Welcome New Faculty 2022-2023
Dr. Nana Adusei-Poku is joining us as an assistant professor in African Diasporic art history this Fall ’22. Her research and teaching interests include four central themes or areas: artistic production from the African Diasporas; cultural shifts and their articulation at the intersections of art, politics, and popular culture; curatorial practice as a research tool; and critical pedagogy in relationship to decolonize aesthetics–all explored within a truly interdisciplinary field linking art history, African diaspora studies, critical race theory, curatorial praxis, museum studies, gender and sexuality studies, feminist theory, and more. Current book projects include a study of Black Melancholia as condition and concept (we are thrilled to cite Nana’s just-opened exhibition Black Melancholia at the CCS Bard Galleries, Bard College, Annandale-on-Hudson, New York, receiving serious appreciation in the press) and an edited volume, Reshaping the Field: Art of the African Diasporas on Display, for Afterall. Prior to Berkeley, Nana was a Term Associate Professor and Luma Scholar at the Center for Curatorial Studies at Bard, and held Research Professor positions at the Hogeschool Rotterdam, among other international appointments. Welcome Nana!
Dr. Zamansele Nsele will join us as an assistant professor in Spring ’23. Dr. Nsele is an art historian and currently a lecturer teaching Black & African Visual and Cultural studies in the English department at the University of Johannesburg. Her book project, ‘Reckoning with (Post) Apartheid & Colonial Nostalgias in Contemporary Archival Art Practice’, builds on her 2020 PhD exploring contemporary artists’ use of the apartheid-colonial archive to examine how expression of nostalgias can generate epistemologies that sanitize, disavow, and aestheticize oppressive racial histories.
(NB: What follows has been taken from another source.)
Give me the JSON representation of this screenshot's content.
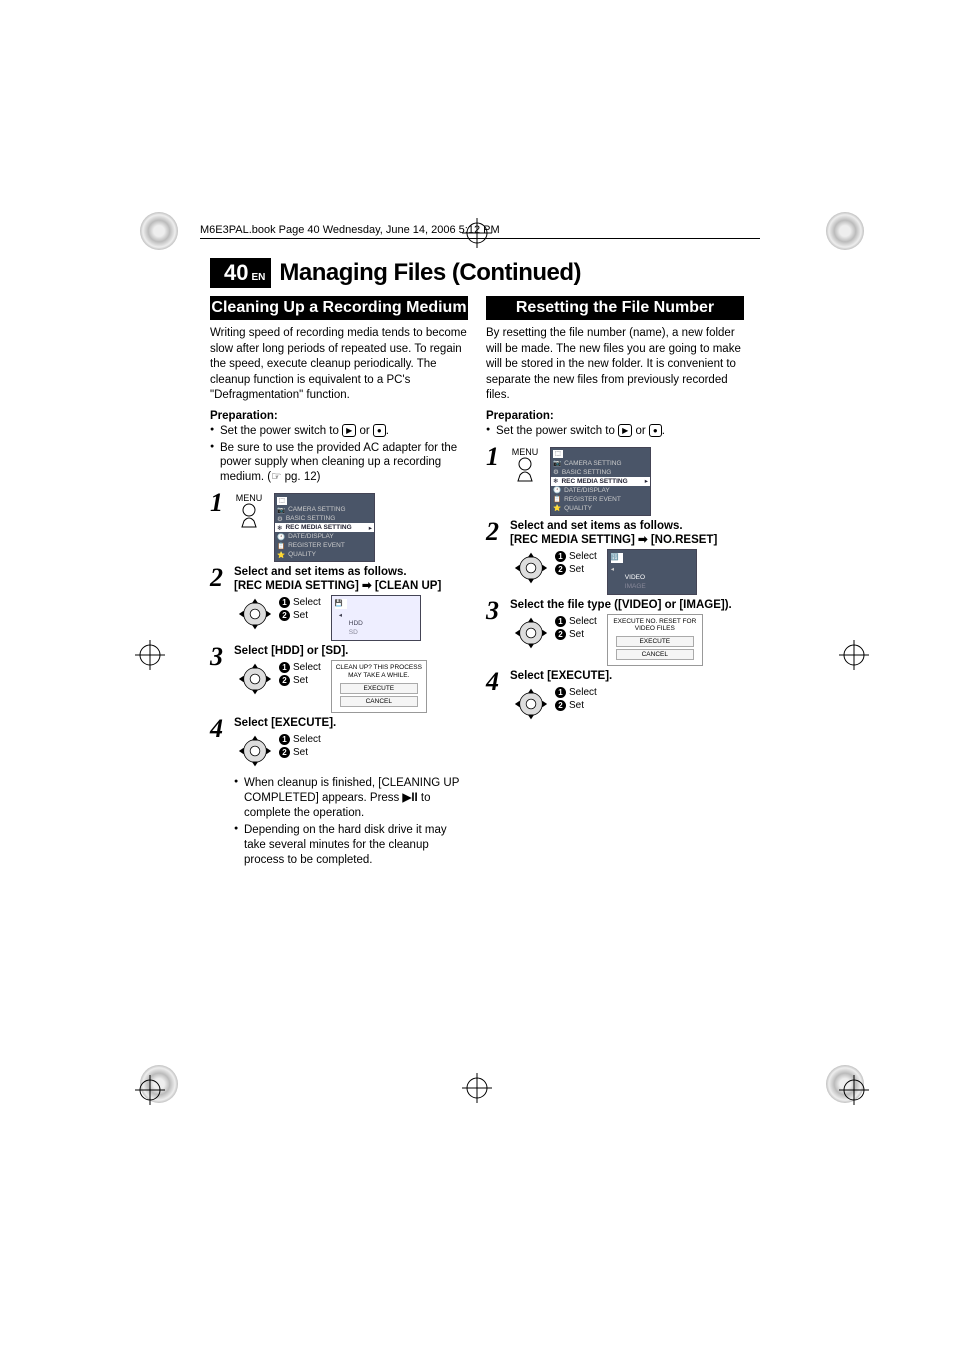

She has teaching interests in critical theories of Blackness in art, aesthetics, and visual representation, with particular emphasis on the tradition of resistance art movements in the United States and South Africa. Widely published and active as a critic, journalist, and cultural organizer, Zamansele’s work critiques image-based rituals of antiblack violence. Zamansele was named in 2018 as one of the Mail & Guardian’s prestigious top 200 young South Africans (we note, for instance, her excellent interviews in the M&G with the Zimbabwean novelist Tsitsi Dangarembga and the US scholar Frank B. Wilderson III). Previously, she was Lecturer and course coordinator for the Art History & Visual Culture program at Rhodes University. We look forward to welcoming Zamansele to the department come January!